Fuusje de Graaff studied how palliative care to patients of Turkish and Moroccan origin is provided in the Netherlands. She studied especially the communication and the decision-making in the contacts of doctors and nurses with the incurable patients and their family. “In joint decision-making lies the key to the best possible care. Care providers have to find a way in the triangle care provider, patient, family. Older, more experienced doctors and nurses seem to be more inclined to take the wishes of several family members into account. They explain how it works in the Netherlands, and they ask the patient what he wants to know and what his wishes are. It is very important to connect with the patient and the family.”
Additionally, progress can be made by improving the interdisciplinary cooperation, states De Graaff. “The family often has higher expectations of the hospital than of the GP and in case of problems the family prefers to appeal to the hospital. Therefore, specialist and GP need to be in tune with each other. Also, the link between informal care, home care and GP can be better. So far, Turkish and Moroccan families do not use home care very often. Employing home care – in addition to the care by the family – is advisable, because home care staff notices changes quickly and can communicate these to the GP. The professional care can then react quicker to a change in needs.”

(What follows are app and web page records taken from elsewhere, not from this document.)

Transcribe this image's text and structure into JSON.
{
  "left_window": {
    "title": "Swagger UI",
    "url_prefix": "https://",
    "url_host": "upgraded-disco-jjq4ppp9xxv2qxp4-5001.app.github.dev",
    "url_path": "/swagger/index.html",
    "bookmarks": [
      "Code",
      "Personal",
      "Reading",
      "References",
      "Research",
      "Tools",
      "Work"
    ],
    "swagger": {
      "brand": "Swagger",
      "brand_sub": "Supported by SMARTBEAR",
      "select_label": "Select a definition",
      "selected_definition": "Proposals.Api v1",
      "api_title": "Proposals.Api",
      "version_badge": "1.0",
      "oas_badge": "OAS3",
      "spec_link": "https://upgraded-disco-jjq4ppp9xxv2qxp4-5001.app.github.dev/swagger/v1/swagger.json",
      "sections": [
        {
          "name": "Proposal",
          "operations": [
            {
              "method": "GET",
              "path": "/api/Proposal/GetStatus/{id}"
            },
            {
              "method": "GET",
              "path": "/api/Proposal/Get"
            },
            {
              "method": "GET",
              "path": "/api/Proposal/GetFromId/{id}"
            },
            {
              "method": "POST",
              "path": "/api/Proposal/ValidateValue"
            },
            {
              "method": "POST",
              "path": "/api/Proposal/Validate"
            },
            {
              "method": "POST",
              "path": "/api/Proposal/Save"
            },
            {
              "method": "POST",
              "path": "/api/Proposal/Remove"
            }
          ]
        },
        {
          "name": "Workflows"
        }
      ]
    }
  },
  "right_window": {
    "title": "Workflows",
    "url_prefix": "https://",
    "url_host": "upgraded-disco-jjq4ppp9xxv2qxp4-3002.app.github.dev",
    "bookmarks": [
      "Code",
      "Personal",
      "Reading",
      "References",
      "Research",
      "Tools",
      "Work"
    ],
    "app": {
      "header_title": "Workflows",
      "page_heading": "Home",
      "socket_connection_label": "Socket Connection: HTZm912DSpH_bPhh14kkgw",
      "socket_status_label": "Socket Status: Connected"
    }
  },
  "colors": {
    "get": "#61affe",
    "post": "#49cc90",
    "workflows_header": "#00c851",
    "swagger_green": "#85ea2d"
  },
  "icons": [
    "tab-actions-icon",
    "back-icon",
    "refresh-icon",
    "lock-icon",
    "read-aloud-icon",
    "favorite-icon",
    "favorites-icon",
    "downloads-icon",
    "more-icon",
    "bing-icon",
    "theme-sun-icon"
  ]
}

Fuusje de Graaff describes her findings in detail and stresses that many findings are also applicable to many Dutch people and that migrants too are not all the same. The study results in useful insights to deliver customized palliative care.
- University of Amsterdam